From my IGTV Channel (@scotthamiltonwoodworking): Saggy cabinet doors are a pet peeve of mine. If they are for you to, here’s what you need to know. Feel free to ask me questions about this or any other cabinetry related topic in the comments section below!
There are lots of do’s and don’ts in planning a kitchen renovation. I’ve seen and brought to life a lot of good kitchen plans, and guided clients away from bad plans that just wouldn’t have worked in their space. I’ve also helped many clients find solutions to their specific needs through the design phase; here is my basic ‘start here’ list before even talking about aesthetics, which I’ll talk about in a forthcoming post. The first question I ask in an initial consultation is, “What are your needs?” This is often a question that gets neglected because we are all so used to making do with the space we have, so I suggest starting with a fresh look at the room available as blank slate. Out comes the paper and pencil, and an empty outline of the floor area is drawn. The next question is access; this usually predetermines a significant part of the design. Can doors/windows be relocated or altered to improve function if necessary, and does the budget allow for it? How about moving the major appliances? Sometimes even a small shift can make a big difference. Main Design Considerations TRAFFIC How many people are usually in the kitchen at the same time? There are different needs for a family than a single person or a professional couple. Where are the doors into and out of the kitchen and how will they impact the space? Is there room for an island (suggested minimum 42” between counters) if desired or a peninsula countertop? Is there adequate space for stools at an eating bar? Is there a direct line to the coveted coffee prep area that doesn’t have to impede other morning traffic?
WORKFLOW The classic ‘work triangle’ between prep & cooking area, cleaning zone and food storage is a starting point. Generally speaking, there shouldn’t be a long walk to any of them. Ergonomics is everything because there’s nothing more frustrating than daily inconveniences in the kitchen. The food prep area should be close to both the refrigerator and the cooktop. It should also have convenient access to knives, cutting boards and food storage containers. Within reach of the cooktop should be cooking utensils, with pots and pans as close as possible. If there is a separate wall oven, make sure there is a heat-proof drop zone close by and keep those oven mitts handy! Are you a baker? A spacious floor plan might allow room for a dropped counter for kneading breads or rolling pastries. Ideally the cleanup zone should not come between any of these.
STORAGE How many appliances do you have? Where will they be stored? They don’t all have to go on the counter. What about baking supplies, canned goods and food sundries? Most kitchens don’t have space for a walk-in pantry; tall pull-out pantries in limited spaces are a good option because the entire depth of the space is reachable, so nothing gets buried at the back of the shelf. Pull-outs above the refrigerator make great use of a hard-to-reach space as well. Lower cabinets are almost exclusively drawers and sliding components these days, because who wants to get down on their hands and knees to dig through the bottom shelf?
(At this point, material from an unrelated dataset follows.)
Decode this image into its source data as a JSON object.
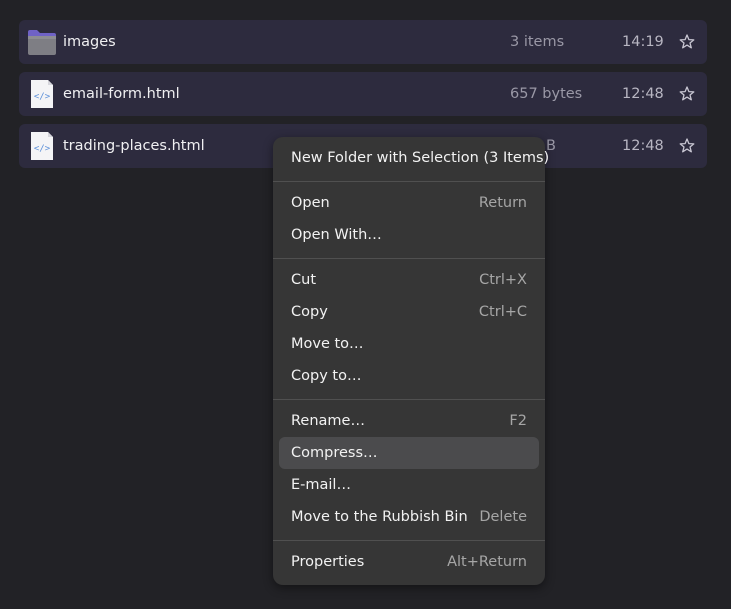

And of course don’t forget waste, recycling and compost! Clean dish storage should be adjacent to the sink and dishwasher, preferably closest to the eating area for convenient dinner set up.
BUDGET It’s very important to know what the limit is before you begin. Sometimes this can predetermine much of the above conversation, and sometimes the ‘need-vs-want’ card has to be played to keep things realistic. On the other hand, more of the ‘wants’ may be possible than previously thought, making that dream kitchen within reach. Much of the budget scope can be adjusted through material choices, for example quartz vs laminate, natural stone floor tile vs a man-made material (so many excellent new products!) Dovetail drawers or doweled melamine? The choices are many. If your wish list produces a number that’s too high, don’t give up, ask for some more cost-sensitive options that would still fit your needs. Above all, be comfortable with the designer & kitchen contractor you choose. They should instill confidence and be easy to talk to, listen and have answers for all of your questions and be willing to work within your parameters. Happy renovating!